The Venerable Bede’s Historia Ecclesiastica Gentis Anglorum (Ecclesiastical History of the English People) is one of the most important books to have survived from Anglo-Saxon England. It contains a detailed history of the conversion of the Anglo-Saxons, from the initial mission of St Augustine in 597 to the time of Bede in the 8th century, dwelling particularly on the conversion of the kingdoms of the Heptarchy and the debates with the British Church about the correct date of Easter. Magdalen’s manuscript copy of this book, Magd. MS.Lat.105, dates to the mid-12th century, some 400 years after the text was originally written. The book seems to have received a boost in popularity at that time, as many surviving copies date from then.
Bede’s history was well-researched, the product of a monastery with an excellent library and with links to correspondents around England (particularly on the eastern side). His work pulls together all of these sources to create an overarching narrative, and preserves many bits of information not found in other surviving sources.
One such gem is the earliest surviving English poem: Cædmon’s hymn. According to Bede, Cædmon was an old lay herdsman at Whitby Abbey, who never learnt to sing and so would leave feasts once the singing had begun unless he was called to perform. One night, after he had left a feast, he was approached in his dreams by someone who told him to sing a song. At first he refused, but when he was asked again he sung this hymn.
Bede wrote his history in Latin, including translating Cædmon’s hymn from its original Old English into Latin. However, 21 surviving medieval copies contain an Old English version of the text: either because the whole book has been translated into Old English (as is the case for the so-called Alfredian text from Wessex) or because the hymn has been added in Old English. In Magd. MS.Lat.105, on folio 99 recto, the hymn in Latin is halfway down the left-hand column, whilst the hymn in Old English has been written in the right-hand margin, starting at the same height on the page. The start of both versions are marked by three dots as a signe-de-renvoi (sign of return).

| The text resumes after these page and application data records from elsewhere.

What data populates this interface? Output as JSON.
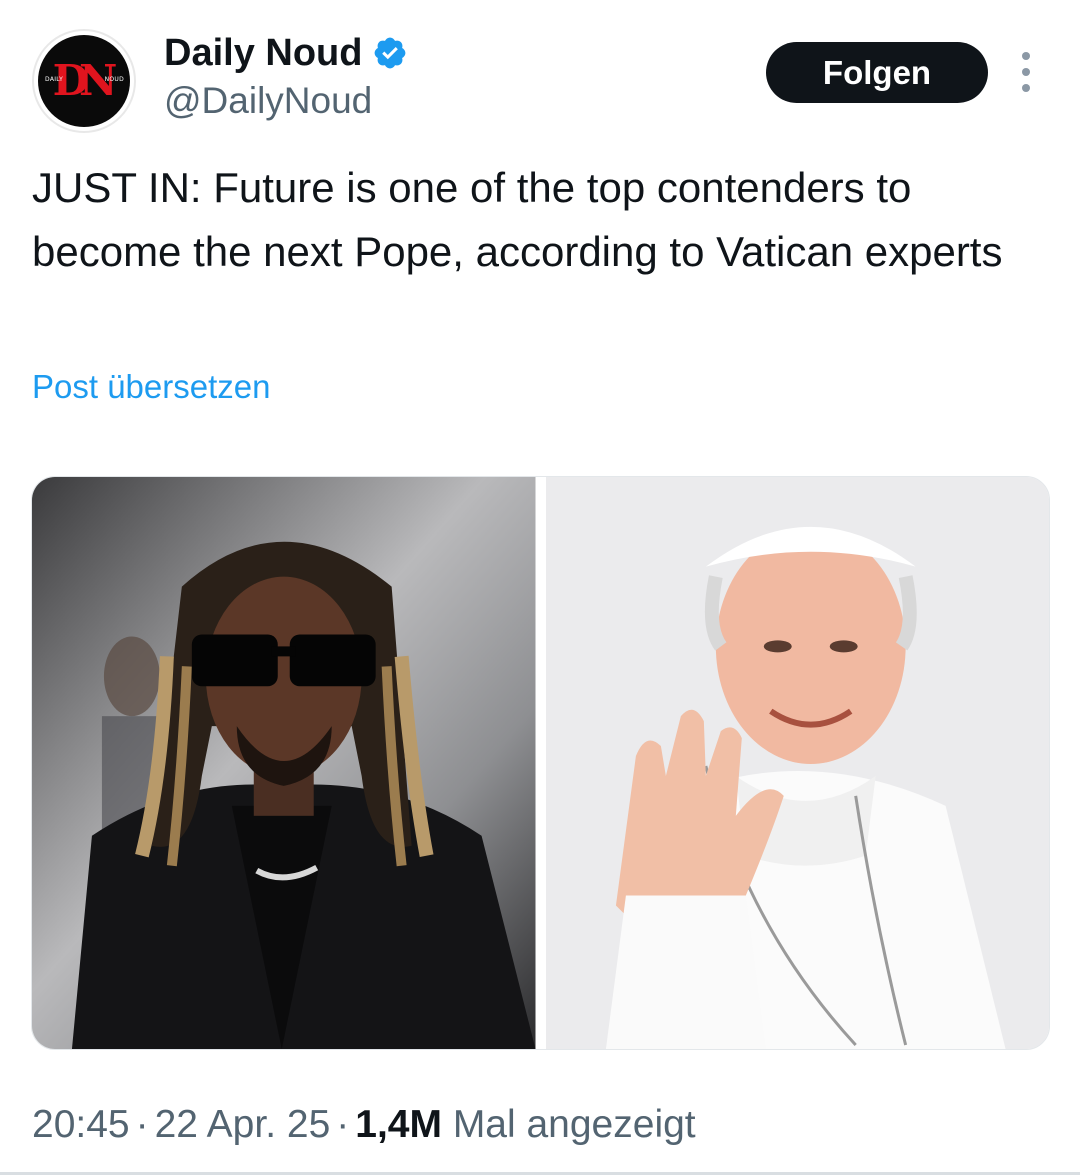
{
  "author": {
    "display_name": "Daily Noud",
    "handle": "@DailyNoud",
    "verified": true,
    "avatar": {
      "logo_text": "DN",
      "left_text": "DAILY",
      "right_text": "NOUD",
      "background": "#0a0a0a",
      "logo_color": "#e0141e"
    }
  },
  "header": {
    "follow_label": "Folgen",
    "more_icon": "more-vertical-icon"
  },
  "tweet": {
    "text": "JUST IN: Future is one of the top contenders to become the next Pope, according to Vatican experts",
    "translate_label": "Post übersetzen"
  },
  "media": [
    {
      "name": "photo-future",
      "icon": "photo"
    },
    {
      "name": "photo-pope",
      "icon": "photo"
    }
  ],
  "meta": {
    "time": "20:45",
    "date": "22 Apr. 25",
    "separator": "·",
    "views": "1,4M",
    "views_label": "Mal angezeigt"
  },
  "colors": {
    "accent": "#1d9bf0",
    "text_primary": "#0f1419",
    "text_secondary": "#536471",
    "button_bg": "#0f1419"
  }
}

Interestingly, the Old English poem seems to have been copied out by the scribe writing the rest of the text, but in a deliberately different style of hand, blending protogothic bookhand, in which the rest of the book is written, with older insular minuscule features. Note that it uses three letters from the Old English alphabet that no longer survive: wynn (ƿ, used extensively including at the start of the 2nd word) to represent a ‘w’ sound; thorn (þ, in the 3rd line) to represent a ‘th’ sound; and aesc (æ, used fairly frequently including in the 4th line and as Æ in the 10th line) for a sound between ‘a’ and ‘e’. It also uses the Tironian nota ⁊ (in line 3, looking more like a ‘y’) to mean ‘and’. The mixture of protogothic bookhand and insular miniscule can be clearly seen as it mixes several different forms of some letters, such as ‘g’ (compare the 3rd, 5th, and 8th lines), ‘d’ (compare the rounded ascender in the 2nd line with the straight one in the 3rd line), and ‘r’ (in a short form in the first four lines but with a descender in the 5th line).
All of the 21 surviving copies of this hymn are subtly different, but they can be grouped into a number of distinct recensions, with two groups believed to be Northumbrian whilst two or three others are from Wessex. The precise connections between the groups are much debated, but all scholars agree that Magdalen’s manuscript is from the West Saxon ylda group of 6 or 7 surviving versions, dating to the 11th or 12th centuries or later.
|Nu ƿe sculon herian heofon|
rices ƿeard. metudes mihte.
⁊ his mod ge þanc. ƿurc
ƿuldor fæder. sƿa he ƿun-
dra ge hƿilc ece drihten
ord astalde. He ærest ge
scop ylda bearnum heofon
to rofe. halig scyppend.
middan gearde mancynnes
ƿeard ece drihten. Æfter
tida firum on foldum
|Now must we honour heaven|
kingdom’s guardian. The measurer’s might.
And his mind plans. The work
of the glory father. When he of won-
ders of everyone eternal Lord
the beginning established. He first created
for men’s sons heaven
as a roof. Holy creator.
Middle earth mankind’s
Guardian eternal Lord. Afterwards
he made for men land
There are many books that discuss Bede and Cædmon. Two books dedicated to analysing the text of Cædmon’s Hymn and the relationship between the surviving versions are:
Elliott van Kirk Dobbie, The manuscripts of Cædmon’s Hymn and Bede’s Death Song (New York: Columbia University Press, 1937)
Daniel Paul O’Donnell, Cædemon’s Hymn (Cambridge: D.S. Brewer, 2005)